Farms, businesses, even restaurants have hopped on the sustainability train. In Rapid City, a new deli and market is doing so by helping customers know the story of their food.

Know the story of your food. This is the mission statement, even the life motto for the Bashful Bison restaurant and its staff. And one the owner has kept in his back pocket for decades.

“Many, many years ago when I was a culinary student, over in Mitchell Technical College, part of what we did was to write a menu and a concept for a business, and I wrote a business plan based on utilizing local ingredients and making everything from scratch,” said Scott Brinker the owner of the Bashful Bison. “I kept in mind by keeping the food fresh, knowing the story of my food: meaning knowing where it came from, how it was grown, how it was transported, who was involved with it.”

From the field, to the kitchen, to the plate; Executive Chef Peter Schmidt’s enthusiasm for the food is contagious.

“We try to deal with local farmers and ranchers as much as possible,” said Schmidt. “Not that Safeway’s not down the street and they have good produce, we want to support the little guy though. We’re the little guy. It’s symbiosis, them growing the stuff and I get to utilize all this fresh stuff.”

“We can actually talk to each other and see exactly what they want,” said Alan Carner, the owner of Black Hills Mushrooms. “We don’t know how much they’re going to use every week so we can determine on a weekly basis what’s needed. The food waste is very minimal and just communication is fantastic.”

“It was like an adventure for me, I must be honest. Getting to meet everybody that delivered, a lot of times it would be the owner of the company or the farm or ranch. Super neat. You get to know these people.”

People who live and grow in the community.
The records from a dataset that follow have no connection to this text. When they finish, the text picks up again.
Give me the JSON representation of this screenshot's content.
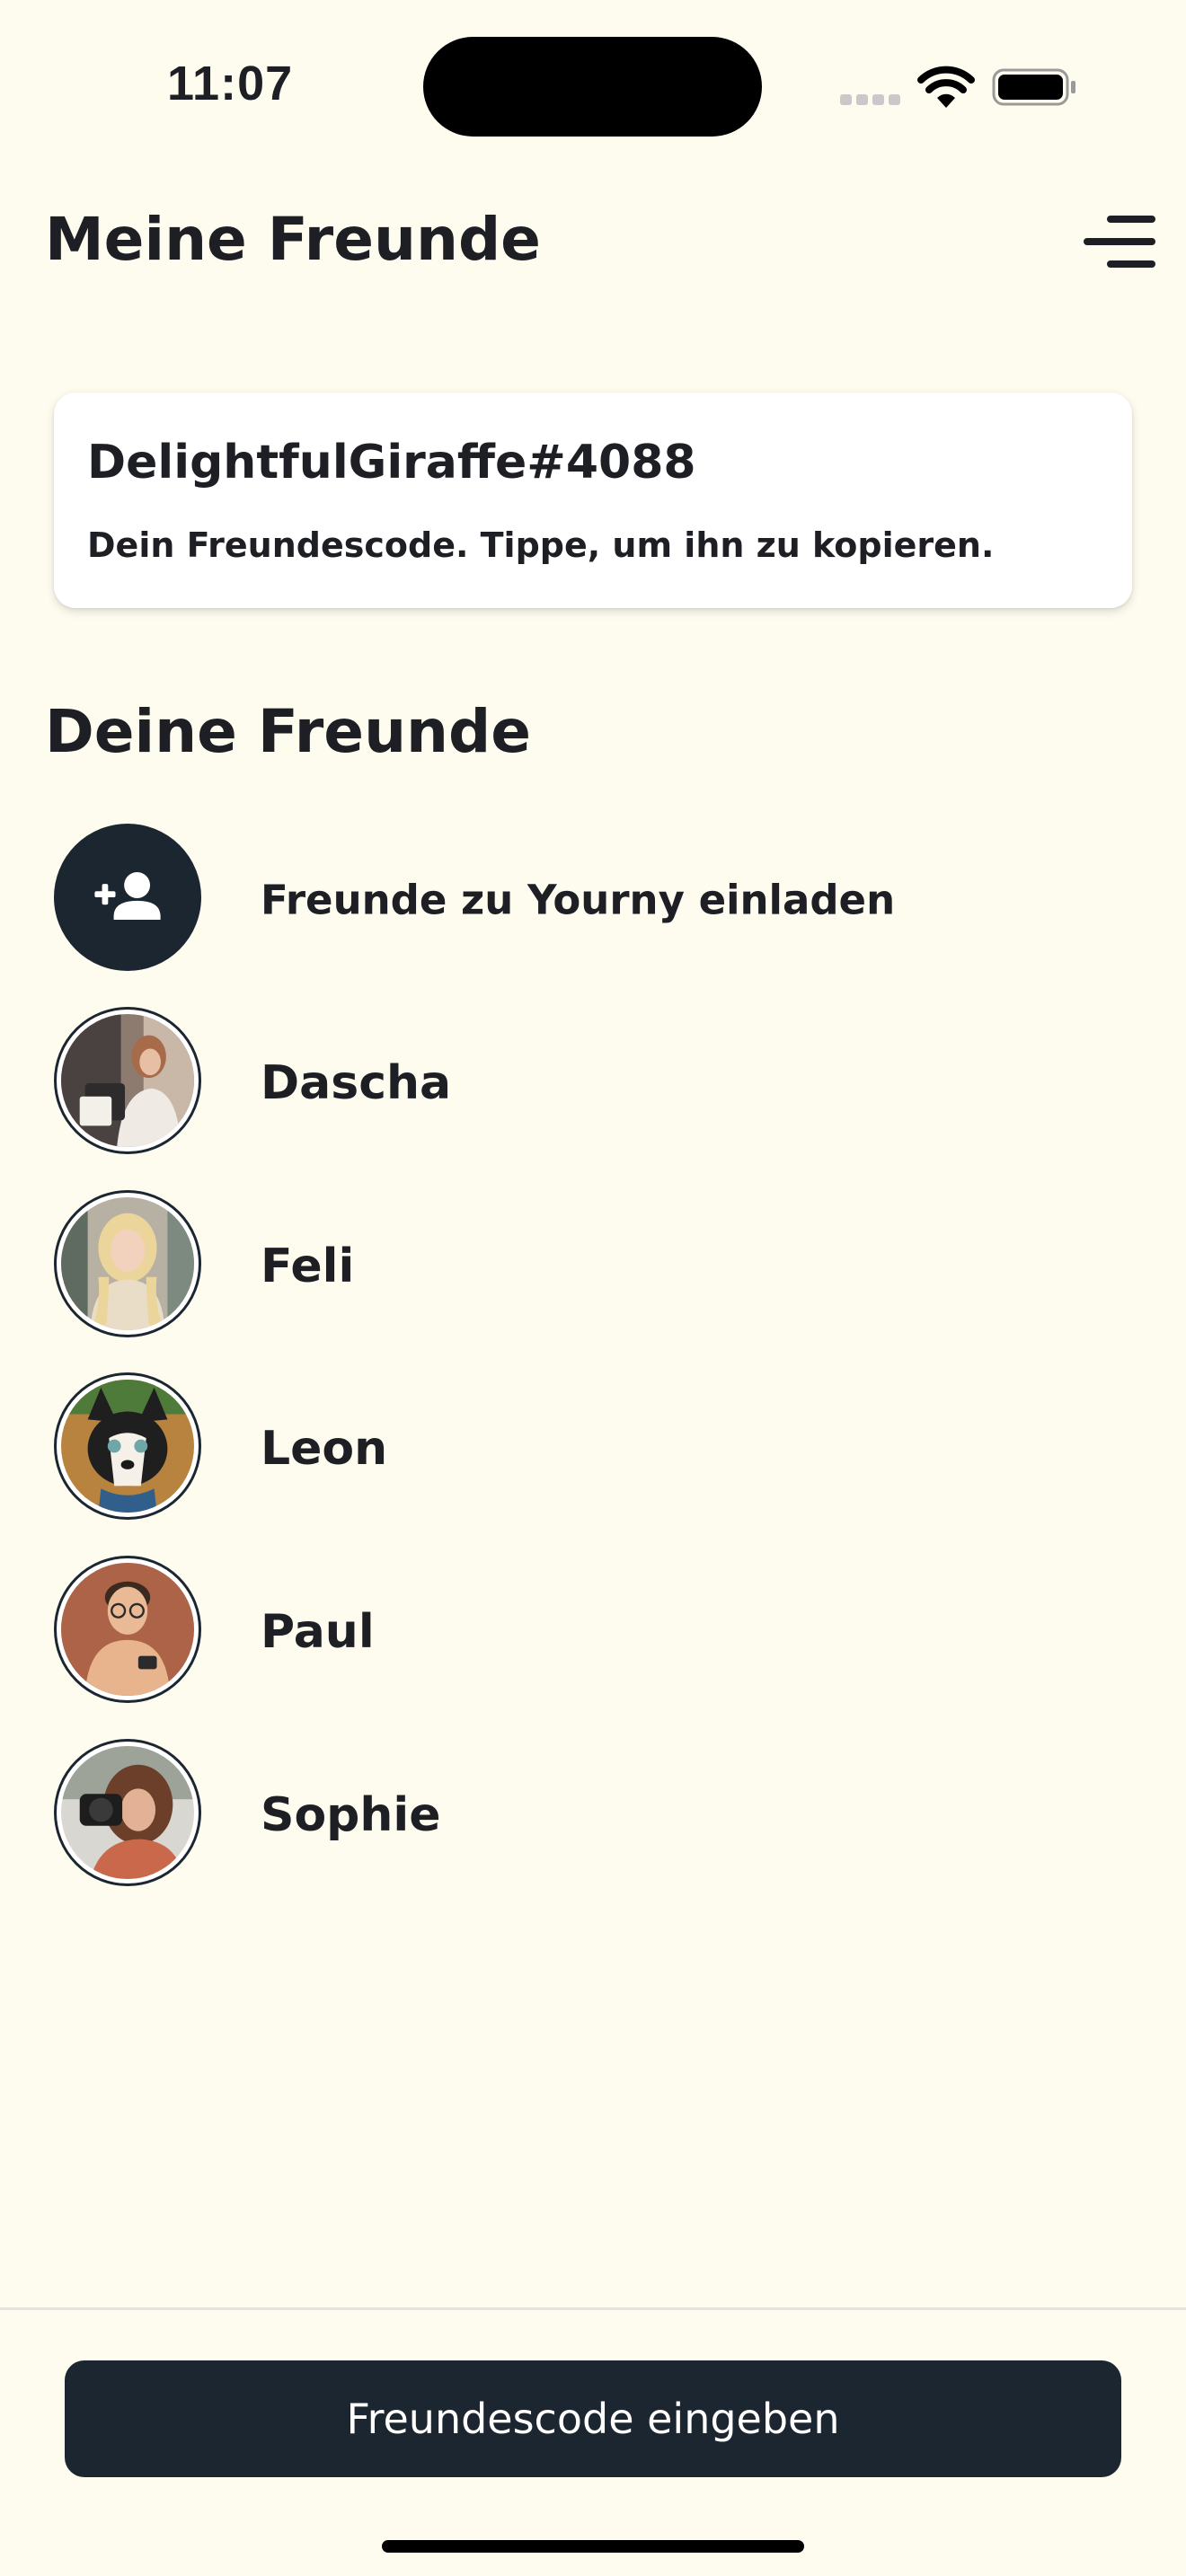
{
  "status_bar": {
    "time": "11:07"
  },
  "header": {
    "title": "Meine Freunde",
    "menu_icon": "menu-icon"
  },
  "friend_code_card": {
    "code": "DelightfulGiraffe#4088",
    "hint": "Dein Freundescode. Tippe, um ihn zu kopieren."
  },
  "friends_section": {
    "title": "Deine Freunde",
    "invite": {
      "label": "Freunde zu Yourny einladen",
      "icon": "add-user-icon"
    },
    "friends": [
      {
        "name": "Dascha"
      },
      {
        "name": "Feli"
      },
      {
        "name": "Leon"
      },
      {
        "name": "Paul"
      },
      {
        "name": "Sophie"
      }
    ]
  },
  "footer": {
    "button_label": "Freundescode eingeben"
  },
  "colors": {
    "background": "#fefcef",
    "primary_dark": "#1b2631",
    "text": "#1e1f24",
    "card": "#ffffff"
  }
}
“My major supplier is Sturgis Meats through Evergreen Ranch,” continued Brinker. “So all of our beef, our bison, our pork comes from Sturgis Meats. I have constant contact with Cindy, Cindy Tolle is the owner of Sturgis Meats and Evergreen Ranch. Joe from Odessa Farms, that’s out by Spearfish, he raises all of our chickens for us. All of our honey is local, I’ve got a deal with Bell Valley Ancient Grains now. It’s all sustainable according to my definition. It’s kind of a neat thing. It’s the pure essence of knowing the story of your food when you know the farmer, you know where it’s grown. I get to go see the plants while they’re growing, I get to go see the cows while they’re out grazing.”

The Bashful Bison has been open for less than a year but its menu is packed with local, sustainable options.

“That’s the part that’s most important to me. That’s the most driving force of everything that I do here at the Bashful Bison; knowing the story, where does it come from.”